Exercise objective – Count how many lines hold "heading" in the records, and respond with that number by itself.

:: Data for the task

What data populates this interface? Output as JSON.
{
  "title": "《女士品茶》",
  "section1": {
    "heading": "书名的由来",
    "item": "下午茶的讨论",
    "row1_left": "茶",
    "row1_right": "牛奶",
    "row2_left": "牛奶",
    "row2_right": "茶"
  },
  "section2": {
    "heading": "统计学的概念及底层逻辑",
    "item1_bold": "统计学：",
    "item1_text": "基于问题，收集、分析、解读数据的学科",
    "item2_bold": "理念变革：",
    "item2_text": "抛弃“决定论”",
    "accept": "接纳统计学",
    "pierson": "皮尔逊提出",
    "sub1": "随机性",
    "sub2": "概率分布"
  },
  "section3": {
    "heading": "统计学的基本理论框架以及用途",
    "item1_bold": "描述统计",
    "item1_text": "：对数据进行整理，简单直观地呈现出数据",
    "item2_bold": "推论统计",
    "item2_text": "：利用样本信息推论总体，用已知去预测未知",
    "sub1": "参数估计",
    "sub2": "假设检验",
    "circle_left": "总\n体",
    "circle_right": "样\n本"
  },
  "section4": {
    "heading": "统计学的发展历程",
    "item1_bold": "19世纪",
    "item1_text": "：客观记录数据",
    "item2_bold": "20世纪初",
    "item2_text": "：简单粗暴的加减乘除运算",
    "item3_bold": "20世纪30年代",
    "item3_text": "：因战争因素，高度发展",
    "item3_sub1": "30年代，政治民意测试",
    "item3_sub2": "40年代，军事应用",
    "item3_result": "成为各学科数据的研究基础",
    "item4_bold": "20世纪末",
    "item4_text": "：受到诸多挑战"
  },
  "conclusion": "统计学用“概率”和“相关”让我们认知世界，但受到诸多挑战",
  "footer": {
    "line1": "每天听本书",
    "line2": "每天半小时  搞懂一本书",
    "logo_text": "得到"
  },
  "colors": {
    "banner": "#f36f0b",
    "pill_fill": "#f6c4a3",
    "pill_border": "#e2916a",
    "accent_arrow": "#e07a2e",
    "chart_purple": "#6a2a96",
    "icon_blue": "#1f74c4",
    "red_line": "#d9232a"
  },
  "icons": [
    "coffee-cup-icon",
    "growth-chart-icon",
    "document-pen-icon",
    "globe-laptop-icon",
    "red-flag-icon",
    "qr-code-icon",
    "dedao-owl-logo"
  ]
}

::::

Answer for the task – 4